The static analysis solves the dataflow inequations implied by the transfer function using the ``extended basic block'' solver, which produces sub-optimal solutions quickly. The result is a mapping from program points to numberings.

Definition analyze (f: RTL.function): option (PMap.t numbering) :=
Solver.fixpoint (successors f) (transfer f) f.(fn_entrypoint).

Code transformation

The code transformation is performed instruction by instruction. Iload instructions and non-trivial Iop instructions are turned into move instructions if their result is already available in a register, as indicated by the numbering inferred at that program point. Some operations are so cheap to compute that it is generally not worth reusing their results. These operations are detected by the function is_trivial_op in module Op.

Definition transf_instr (n: numbering) (instr: instruction) :=
match instr with
| Iop op args res s =>
if is_trivial_op op then instr else
let (n1, vl) := valnum_regs n args in
match find_rhs n1 (Op op vl) with
| Some r =>
Iop Omove (r :: nil) res s
| None =>
let (op', args') := reduce _ combine_op n1 op args vl in
Iop op' args' res s
end
let (n1, vl) := valnum_regs n args in
| Some r =>
Iop Omove (r :: nil) dst s
| None =>
end
| Istore chunk addr args src s =>
let (n1, vl) := valnum_regs n args in
Istore chunk addr' args' src s
| Icond cond args s1 s2 =>
let (n1, vl) := valnum_regs n args in
let (cond', args') := reduce _ combine_cond n1 cond args vl in
Icond cond' args' s1 s2
| _ =>
instr
end.

Definition transf_code (approxs: PMap.t numbering) (instrs: code) : code :=
PTree.map (fun pc instr => transf_instr approxs!!pc instr) instrs.

Definition transf_function (f: function) : res function :=
match type_function f with
| Error msg => Error msg
| OK tyenv =>
match analyze f with
| None => Error (msg "CSE failure")
| Some approxs =>
OK(mkfunction
f.(fn_sig)
f.(fn_params)
f.(fn_stacksize)
(transf_code approxs f.(fn_code))
f.(fn_entrypoint))
end
end.

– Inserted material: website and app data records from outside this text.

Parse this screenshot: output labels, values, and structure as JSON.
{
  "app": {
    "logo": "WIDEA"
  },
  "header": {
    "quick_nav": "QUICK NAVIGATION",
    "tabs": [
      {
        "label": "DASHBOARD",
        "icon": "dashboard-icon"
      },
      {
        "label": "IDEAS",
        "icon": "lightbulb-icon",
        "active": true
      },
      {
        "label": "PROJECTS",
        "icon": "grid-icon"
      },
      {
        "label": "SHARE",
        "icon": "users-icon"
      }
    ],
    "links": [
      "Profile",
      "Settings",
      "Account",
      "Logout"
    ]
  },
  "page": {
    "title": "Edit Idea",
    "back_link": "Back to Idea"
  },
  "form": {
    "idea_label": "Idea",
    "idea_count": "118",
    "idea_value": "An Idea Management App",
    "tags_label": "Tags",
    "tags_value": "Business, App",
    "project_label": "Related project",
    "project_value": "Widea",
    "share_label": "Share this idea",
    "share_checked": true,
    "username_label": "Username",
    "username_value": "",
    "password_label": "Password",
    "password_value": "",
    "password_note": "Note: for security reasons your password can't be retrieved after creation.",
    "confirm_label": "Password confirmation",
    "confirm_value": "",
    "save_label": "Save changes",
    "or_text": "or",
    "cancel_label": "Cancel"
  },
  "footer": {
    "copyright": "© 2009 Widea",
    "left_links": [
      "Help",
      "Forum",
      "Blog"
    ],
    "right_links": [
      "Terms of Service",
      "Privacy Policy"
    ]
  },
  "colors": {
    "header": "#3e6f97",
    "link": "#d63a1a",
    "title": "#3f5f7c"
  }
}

Definition transf_fundef (f: fundef) : res fundef :=
AST.transf_partial_fundef transf_function f.

Definition transf_program (p: program) : res program :=
transform_partial_program transf_fundef p.